__Task directions__
Starting at the line with "Give me the", set down each line of the entries below through the last one, exactly as it stands.

__Data supplied__
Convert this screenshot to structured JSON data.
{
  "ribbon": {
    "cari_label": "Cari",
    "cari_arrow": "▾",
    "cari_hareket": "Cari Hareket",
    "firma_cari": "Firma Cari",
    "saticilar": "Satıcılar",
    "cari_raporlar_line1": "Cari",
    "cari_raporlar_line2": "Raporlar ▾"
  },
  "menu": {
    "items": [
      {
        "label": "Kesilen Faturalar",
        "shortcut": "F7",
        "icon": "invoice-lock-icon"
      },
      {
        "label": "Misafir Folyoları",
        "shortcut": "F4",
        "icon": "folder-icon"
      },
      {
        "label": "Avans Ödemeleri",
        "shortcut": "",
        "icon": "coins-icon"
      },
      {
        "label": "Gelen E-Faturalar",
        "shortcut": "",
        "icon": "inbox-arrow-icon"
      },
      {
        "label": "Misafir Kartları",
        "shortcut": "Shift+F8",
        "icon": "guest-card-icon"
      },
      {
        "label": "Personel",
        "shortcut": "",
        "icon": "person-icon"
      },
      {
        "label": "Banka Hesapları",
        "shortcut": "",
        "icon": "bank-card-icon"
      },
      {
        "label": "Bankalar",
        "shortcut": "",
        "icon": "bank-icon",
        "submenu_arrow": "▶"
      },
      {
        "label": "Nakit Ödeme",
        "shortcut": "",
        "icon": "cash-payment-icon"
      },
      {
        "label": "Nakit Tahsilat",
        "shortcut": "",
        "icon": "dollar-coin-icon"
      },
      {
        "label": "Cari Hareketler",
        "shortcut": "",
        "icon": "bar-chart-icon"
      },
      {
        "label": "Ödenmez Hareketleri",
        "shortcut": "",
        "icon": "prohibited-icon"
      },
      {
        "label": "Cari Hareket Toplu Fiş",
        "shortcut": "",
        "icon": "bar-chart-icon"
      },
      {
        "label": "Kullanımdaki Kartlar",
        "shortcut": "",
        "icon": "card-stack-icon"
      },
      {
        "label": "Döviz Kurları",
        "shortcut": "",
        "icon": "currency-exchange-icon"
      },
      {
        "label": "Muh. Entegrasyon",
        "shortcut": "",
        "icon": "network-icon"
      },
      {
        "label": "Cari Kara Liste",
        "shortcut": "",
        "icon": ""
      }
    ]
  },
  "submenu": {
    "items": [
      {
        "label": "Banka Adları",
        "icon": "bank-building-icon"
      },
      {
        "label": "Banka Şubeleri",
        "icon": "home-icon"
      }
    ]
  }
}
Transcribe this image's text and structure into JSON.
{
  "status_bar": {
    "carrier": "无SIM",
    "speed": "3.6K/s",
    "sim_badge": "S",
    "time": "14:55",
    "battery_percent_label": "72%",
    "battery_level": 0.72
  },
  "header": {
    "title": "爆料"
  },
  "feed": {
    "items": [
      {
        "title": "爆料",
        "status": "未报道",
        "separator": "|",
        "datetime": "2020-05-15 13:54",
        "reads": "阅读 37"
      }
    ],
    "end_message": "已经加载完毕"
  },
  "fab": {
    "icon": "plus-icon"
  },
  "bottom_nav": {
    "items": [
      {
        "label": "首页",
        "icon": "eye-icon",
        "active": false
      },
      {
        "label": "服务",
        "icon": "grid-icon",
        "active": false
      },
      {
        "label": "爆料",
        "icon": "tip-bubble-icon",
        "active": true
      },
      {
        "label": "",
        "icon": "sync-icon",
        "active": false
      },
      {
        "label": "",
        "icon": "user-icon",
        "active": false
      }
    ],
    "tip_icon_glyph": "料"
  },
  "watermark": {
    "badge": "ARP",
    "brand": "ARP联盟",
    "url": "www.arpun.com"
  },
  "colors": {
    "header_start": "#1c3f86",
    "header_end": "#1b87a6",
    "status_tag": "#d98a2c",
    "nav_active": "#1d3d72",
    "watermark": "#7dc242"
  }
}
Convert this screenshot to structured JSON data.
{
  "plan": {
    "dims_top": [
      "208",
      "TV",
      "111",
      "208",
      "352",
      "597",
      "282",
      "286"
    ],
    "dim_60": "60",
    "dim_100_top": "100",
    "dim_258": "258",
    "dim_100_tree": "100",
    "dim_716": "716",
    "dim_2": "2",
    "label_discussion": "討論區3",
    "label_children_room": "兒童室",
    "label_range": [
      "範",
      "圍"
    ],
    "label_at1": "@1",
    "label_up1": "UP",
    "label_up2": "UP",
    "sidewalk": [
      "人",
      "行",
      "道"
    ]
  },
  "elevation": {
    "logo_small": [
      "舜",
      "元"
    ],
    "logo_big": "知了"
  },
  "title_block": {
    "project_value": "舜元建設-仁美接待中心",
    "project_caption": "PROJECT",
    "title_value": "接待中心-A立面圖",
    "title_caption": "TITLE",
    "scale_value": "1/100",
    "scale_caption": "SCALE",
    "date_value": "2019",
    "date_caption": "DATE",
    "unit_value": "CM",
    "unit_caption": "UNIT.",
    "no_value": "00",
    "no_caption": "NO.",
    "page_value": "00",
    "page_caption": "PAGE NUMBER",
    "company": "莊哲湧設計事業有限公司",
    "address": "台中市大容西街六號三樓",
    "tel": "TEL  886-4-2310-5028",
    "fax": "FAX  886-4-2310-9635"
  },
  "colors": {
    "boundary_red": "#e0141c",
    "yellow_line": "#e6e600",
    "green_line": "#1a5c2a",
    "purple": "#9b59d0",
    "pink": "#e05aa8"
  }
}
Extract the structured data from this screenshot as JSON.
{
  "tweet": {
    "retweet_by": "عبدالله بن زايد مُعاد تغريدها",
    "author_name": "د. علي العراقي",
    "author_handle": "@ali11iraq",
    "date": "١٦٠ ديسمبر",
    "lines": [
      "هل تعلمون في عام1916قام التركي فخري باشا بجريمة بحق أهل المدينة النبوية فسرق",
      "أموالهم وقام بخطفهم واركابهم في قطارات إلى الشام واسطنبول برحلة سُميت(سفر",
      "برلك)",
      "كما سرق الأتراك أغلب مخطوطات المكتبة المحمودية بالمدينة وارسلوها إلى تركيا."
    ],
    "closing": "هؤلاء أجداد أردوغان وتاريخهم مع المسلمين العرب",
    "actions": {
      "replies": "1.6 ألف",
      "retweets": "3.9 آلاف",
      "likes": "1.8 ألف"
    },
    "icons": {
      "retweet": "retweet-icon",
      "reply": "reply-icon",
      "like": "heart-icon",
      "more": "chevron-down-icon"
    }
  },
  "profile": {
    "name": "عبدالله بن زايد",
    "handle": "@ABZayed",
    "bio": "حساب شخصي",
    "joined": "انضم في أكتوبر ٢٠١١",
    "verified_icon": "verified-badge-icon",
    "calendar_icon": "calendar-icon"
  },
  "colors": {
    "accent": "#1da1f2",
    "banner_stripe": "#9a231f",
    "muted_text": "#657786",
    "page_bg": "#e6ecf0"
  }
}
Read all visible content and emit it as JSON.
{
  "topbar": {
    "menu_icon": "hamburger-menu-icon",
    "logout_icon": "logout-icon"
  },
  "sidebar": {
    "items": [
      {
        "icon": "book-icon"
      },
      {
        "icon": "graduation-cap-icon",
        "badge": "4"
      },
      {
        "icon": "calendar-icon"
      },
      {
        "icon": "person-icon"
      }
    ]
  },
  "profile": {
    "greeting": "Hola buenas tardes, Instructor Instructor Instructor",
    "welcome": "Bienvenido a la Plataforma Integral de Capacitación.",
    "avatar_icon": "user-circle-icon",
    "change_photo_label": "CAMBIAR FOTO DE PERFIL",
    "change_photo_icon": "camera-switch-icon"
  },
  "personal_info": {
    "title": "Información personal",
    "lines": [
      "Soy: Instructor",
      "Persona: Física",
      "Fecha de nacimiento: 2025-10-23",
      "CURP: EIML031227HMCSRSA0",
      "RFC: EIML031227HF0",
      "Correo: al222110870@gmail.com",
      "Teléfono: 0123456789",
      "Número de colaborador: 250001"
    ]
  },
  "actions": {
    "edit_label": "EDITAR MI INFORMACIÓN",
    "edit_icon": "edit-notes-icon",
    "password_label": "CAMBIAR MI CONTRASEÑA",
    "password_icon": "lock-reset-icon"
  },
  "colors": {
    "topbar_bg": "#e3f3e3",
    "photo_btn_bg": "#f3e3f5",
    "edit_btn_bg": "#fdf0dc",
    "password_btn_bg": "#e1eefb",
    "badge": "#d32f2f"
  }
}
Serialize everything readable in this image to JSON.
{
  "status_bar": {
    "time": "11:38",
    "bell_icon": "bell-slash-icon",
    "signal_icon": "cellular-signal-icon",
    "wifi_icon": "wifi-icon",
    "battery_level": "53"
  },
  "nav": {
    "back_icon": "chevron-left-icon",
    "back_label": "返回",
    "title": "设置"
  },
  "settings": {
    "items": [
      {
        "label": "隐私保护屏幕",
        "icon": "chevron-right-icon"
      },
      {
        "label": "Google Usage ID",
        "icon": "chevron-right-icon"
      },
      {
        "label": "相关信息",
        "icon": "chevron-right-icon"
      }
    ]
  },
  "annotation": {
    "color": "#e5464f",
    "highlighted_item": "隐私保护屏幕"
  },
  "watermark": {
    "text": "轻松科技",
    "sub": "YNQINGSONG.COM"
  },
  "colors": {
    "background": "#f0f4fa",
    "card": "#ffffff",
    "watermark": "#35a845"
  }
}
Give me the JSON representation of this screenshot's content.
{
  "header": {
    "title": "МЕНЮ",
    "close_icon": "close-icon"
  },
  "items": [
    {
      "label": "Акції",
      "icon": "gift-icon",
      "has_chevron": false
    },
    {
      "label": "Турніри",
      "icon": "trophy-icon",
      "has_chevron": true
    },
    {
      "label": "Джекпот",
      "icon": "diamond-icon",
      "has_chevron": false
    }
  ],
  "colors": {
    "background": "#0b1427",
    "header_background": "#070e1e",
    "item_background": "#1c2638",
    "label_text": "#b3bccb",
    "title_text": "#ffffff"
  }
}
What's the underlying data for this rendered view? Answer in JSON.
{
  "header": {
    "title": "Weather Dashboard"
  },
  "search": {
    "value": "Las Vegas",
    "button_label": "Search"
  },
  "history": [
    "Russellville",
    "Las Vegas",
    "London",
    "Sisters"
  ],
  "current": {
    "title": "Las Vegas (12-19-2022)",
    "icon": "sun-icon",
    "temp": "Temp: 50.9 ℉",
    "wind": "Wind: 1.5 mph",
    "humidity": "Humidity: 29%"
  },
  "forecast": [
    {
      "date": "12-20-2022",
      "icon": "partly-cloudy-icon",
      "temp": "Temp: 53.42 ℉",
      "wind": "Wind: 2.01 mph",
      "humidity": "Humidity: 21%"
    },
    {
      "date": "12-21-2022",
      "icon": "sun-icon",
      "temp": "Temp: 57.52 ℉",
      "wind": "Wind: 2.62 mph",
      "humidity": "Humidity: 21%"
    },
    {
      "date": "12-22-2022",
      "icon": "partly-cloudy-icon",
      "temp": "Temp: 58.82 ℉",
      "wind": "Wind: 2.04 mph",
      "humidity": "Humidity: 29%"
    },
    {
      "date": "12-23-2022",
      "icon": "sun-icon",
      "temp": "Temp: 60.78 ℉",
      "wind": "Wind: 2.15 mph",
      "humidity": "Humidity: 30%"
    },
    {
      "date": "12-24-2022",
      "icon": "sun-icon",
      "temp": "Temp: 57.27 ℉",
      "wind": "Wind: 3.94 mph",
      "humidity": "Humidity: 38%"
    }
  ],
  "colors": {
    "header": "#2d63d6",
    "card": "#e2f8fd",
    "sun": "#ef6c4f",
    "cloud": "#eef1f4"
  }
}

__Response to the task__
Give me the JSON representation of this screenshot's content.
{
  "header": {
    "title": "МЕНЮ",
    "close_icon": "close-icon"
  },
  "items": [
    {
      "label": "Акції",
      "icon": "gift-icon",
      "has_chevron": false
    },
    {
      "label": "Турніри",
      "icon": "trophy-icon",
      "has_chevron": true
    },
    {
      "label": "Джекпот",
      "icon": "diamond-icon",
      "has_chevron": false
    }
  ],
  "colors": {
    "background": "#0b1427",
    "header_background": "#070e1e",
    "item_background": "#1c2638",
    "label_text": "#b3bccb",
    "title_text": "#ffffff"
  }
}
What's the underlying data for this rendered view? Answer in JSON.
{
  "header": {
    "title": "Weather Dashboard"
  },
  "search": {
    "value": "Las Vegas",
    "button_label": "Search"
  },
  "history": [
    "Russellville",
    "Las Vegas",
    "London",
    "Sisters"
  ],
  "current": {
    "title": "Las Vegas (12-19-2022)",
    "icon": "sun-icon",
    "temp": "Temp: 50.9 ℉",
    "wind": "Wind: 1.5 mph",
    "humidity": "Humidity: 29%"
  },
  "forecast": [
    {
      "date": "12-20-2022",
      "icon": "partly-cloudy-icon",
      "temp": "Temp: 53.42 ℉",
      "wind": "Wind: 2.01 mph",
      "humidity": "Humidity: 21%"
    },
    {
      "date": "12-21-2022",
      "icon": "sun-icon",
      "temp": "Temp: 57.52 ℉",
      "wind": "Wind: 2.62 mph",
      "humidity": "Humidity: 21%"
    },
    {
      "date": "12-22-2022",
      "icon": "partly-cloudy-icon",
      "temp": "Temp: 58.82 ℉",
      "wind": "Wind: 2.04 mph",
      "humidity": "Humidity: 29%"
    },
    {
      "date": "12-23-2022",
      "icon": "sun-icon",
      "temp": "Temp: 60.78 ℉",
      "wind": "Wind: 2.15 mph",
      "humidity": "Humidity: 30%"
    },
    {
      "date": "12-24-2022",
      "icon": "sun-icon",
      "temp": "Temp: 57.27 ℉",
      "wind": "Wind: 3.94 mph",
      "humidity": "Humidity: 38%"
    }
  ],
  "colors": {
    "header": "#2d63d6",
    "card": "#e2f8fd",
    "sun": "#ef6c4f",
    "cloud": "#eef1f4"
  }
}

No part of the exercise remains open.